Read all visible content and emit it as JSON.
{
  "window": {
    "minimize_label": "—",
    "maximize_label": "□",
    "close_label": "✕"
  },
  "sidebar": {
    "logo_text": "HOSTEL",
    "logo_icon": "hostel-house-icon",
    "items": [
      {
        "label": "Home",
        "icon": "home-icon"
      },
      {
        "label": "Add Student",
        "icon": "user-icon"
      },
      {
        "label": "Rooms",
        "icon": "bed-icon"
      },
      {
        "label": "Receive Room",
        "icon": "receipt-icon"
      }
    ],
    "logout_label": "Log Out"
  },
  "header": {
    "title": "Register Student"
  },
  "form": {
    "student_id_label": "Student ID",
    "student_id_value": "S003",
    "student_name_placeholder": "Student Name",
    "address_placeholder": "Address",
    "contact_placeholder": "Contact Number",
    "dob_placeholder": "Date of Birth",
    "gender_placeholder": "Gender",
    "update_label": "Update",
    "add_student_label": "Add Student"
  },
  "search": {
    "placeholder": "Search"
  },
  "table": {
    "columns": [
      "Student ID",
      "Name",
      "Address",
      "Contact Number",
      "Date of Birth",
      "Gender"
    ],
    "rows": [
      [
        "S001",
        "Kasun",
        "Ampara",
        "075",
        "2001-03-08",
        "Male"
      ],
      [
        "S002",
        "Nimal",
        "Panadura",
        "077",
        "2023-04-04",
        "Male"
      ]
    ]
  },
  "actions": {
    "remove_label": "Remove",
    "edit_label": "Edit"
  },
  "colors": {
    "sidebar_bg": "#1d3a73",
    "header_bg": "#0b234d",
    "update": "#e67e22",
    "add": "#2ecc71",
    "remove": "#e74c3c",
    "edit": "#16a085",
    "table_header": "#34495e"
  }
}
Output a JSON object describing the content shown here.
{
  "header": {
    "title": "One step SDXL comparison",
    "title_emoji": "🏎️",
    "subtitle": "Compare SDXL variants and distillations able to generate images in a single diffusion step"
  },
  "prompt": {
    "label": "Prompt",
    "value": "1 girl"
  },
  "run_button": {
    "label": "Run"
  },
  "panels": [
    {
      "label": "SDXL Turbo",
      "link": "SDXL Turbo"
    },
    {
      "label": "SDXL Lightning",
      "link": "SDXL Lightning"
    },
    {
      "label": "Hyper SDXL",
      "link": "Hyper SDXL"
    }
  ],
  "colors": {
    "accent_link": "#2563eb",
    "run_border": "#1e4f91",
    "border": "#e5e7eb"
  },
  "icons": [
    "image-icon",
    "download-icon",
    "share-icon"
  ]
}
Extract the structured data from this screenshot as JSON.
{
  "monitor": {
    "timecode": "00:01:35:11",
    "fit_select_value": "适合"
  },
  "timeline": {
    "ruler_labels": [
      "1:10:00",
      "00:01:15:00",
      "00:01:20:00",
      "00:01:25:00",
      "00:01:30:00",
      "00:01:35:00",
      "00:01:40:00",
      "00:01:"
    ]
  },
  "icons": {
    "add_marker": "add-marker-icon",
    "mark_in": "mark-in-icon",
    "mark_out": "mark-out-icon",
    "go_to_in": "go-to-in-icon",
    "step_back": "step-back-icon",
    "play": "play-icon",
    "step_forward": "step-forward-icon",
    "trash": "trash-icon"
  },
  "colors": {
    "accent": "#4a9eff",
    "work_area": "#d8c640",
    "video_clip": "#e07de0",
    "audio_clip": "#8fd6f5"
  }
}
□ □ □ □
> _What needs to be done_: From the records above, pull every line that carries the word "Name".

> _Your solution_:
    "student_name_placeholder": "Student Name",
      "Name",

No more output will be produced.